You learn more when you study for several sessions spaced out at regular intervals rather than one long session. This strengthens the powers of recall you will need during the test. You should schedule one revision session per week in the weeks leading up to the test.

Replicate the test format to revise

Reading a teacher’s PowerPoint or highlighting text in a course book is not an effective way to revise or learn. Usually, it is a waste of your precious time. You will prepare much more effectively for the test if you use exactly the same tasks that you will be asked to do in the test. If the test has multiple choice questions, then create your own questions, if you have to write short answers in the test, then revise the material by writing short answers, if you have to analyze a financial report, then practice this skill.


The more you revise and practice something, the less mental effort you need to recall it from your long-term memory to your short-term working memory and apply it. During a test, this reduction in mental effort will decrease your stress level and induce a feeling of calm and confidence. So however well you think you know something, practice recalling it and applying it again and again. This investment of your revision time will pay off in the test.

Learn from a disappointing performance

Successful business leaders, sports people, students reflect on why they have underperformed and then implement actions to improve.
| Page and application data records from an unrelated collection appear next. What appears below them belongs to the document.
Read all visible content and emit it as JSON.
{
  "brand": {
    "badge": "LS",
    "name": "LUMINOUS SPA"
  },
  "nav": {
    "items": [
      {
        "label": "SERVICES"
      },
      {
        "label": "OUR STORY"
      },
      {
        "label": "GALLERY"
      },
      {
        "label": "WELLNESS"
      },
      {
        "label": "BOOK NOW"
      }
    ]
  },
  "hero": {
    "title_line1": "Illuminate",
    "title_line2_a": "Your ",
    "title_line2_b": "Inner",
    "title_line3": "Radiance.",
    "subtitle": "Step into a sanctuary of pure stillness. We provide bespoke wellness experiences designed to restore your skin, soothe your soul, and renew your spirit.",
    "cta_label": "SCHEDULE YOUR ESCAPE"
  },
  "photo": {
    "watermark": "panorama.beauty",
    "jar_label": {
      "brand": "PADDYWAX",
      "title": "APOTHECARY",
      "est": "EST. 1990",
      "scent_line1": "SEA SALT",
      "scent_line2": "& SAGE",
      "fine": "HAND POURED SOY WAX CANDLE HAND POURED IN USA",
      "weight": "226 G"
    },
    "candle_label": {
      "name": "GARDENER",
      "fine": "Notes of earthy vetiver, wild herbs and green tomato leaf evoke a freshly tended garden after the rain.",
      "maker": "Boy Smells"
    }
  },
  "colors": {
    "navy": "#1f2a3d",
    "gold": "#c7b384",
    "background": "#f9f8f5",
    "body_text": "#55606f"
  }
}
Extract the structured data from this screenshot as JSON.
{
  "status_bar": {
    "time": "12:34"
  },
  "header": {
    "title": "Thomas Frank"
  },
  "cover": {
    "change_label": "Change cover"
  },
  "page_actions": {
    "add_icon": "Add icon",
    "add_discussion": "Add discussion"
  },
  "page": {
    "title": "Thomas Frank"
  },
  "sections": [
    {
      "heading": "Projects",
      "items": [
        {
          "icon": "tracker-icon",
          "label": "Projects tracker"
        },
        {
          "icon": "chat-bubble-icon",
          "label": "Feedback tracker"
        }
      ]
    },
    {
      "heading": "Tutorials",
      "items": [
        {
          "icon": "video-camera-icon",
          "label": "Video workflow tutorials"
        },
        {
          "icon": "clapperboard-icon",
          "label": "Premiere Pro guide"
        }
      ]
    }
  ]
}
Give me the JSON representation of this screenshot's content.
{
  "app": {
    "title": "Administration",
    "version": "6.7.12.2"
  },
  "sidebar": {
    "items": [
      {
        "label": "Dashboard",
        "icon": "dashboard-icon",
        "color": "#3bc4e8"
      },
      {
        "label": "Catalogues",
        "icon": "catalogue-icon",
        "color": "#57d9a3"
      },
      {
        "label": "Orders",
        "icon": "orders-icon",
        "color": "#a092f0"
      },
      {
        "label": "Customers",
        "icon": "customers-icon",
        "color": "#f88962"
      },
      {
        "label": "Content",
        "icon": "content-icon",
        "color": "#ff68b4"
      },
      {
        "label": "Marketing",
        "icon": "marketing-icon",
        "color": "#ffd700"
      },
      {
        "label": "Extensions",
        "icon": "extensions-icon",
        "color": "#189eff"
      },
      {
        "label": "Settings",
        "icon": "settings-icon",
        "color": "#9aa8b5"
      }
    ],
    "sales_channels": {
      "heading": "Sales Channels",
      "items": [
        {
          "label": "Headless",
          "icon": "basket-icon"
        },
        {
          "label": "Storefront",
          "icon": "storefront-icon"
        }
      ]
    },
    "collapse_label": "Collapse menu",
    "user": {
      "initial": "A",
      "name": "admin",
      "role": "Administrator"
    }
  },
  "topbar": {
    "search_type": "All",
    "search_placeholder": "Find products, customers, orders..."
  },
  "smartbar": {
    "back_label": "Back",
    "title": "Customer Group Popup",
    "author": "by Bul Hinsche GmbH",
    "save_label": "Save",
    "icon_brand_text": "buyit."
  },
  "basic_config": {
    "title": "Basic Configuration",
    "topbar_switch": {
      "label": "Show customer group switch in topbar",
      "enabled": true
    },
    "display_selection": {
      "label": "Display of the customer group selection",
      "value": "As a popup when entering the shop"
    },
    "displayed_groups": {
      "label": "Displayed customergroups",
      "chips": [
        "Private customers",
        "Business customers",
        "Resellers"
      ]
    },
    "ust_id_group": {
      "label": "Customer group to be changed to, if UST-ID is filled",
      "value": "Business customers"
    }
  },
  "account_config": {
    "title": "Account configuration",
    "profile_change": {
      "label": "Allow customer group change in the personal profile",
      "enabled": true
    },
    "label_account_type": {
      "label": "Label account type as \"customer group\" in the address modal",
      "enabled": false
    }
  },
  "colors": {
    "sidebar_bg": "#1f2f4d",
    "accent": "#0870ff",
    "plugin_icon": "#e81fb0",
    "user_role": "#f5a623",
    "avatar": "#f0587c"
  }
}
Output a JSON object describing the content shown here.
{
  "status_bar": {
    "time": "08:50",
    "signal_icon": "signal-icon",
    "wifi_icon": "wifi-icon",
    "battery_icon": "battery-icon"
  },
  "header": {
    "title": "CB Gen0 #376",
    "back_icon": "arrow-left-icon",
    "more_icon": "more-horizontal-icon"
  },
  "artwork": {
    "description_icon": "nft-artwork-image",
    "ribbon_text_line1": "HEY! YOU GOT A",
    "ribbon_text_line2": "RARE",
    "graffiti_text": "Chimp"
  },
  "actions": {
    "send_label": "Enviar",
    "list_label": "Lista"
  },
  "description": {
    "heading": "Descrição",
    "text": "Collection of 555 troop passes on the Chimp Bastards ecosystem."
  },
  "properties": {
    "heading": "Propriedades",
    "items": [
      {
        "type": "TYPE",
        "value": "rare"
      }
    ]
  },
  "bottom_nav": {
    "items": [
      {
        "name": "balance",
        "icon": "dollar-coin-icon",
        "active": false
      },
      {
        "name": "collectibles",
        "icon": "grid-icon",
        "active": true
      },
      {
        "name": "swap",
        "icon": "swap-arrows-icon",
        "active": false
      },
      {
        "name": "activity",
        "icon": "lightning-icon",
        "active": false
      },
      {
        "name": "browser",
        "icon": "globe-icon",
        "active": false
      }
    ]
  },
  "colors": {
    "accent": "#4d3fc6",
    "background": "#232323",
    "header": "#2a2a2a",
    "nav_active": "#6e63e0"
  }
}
This reflection can be a painful process, but by deciding to take action you will regain a feeling of control, confidence and this will reduce your anxiety during your next test or challenge.

Seek support

If test anxiety continues to weaken your performance, ask for help from learning support or the campus health advisor.

Reducing test anxiety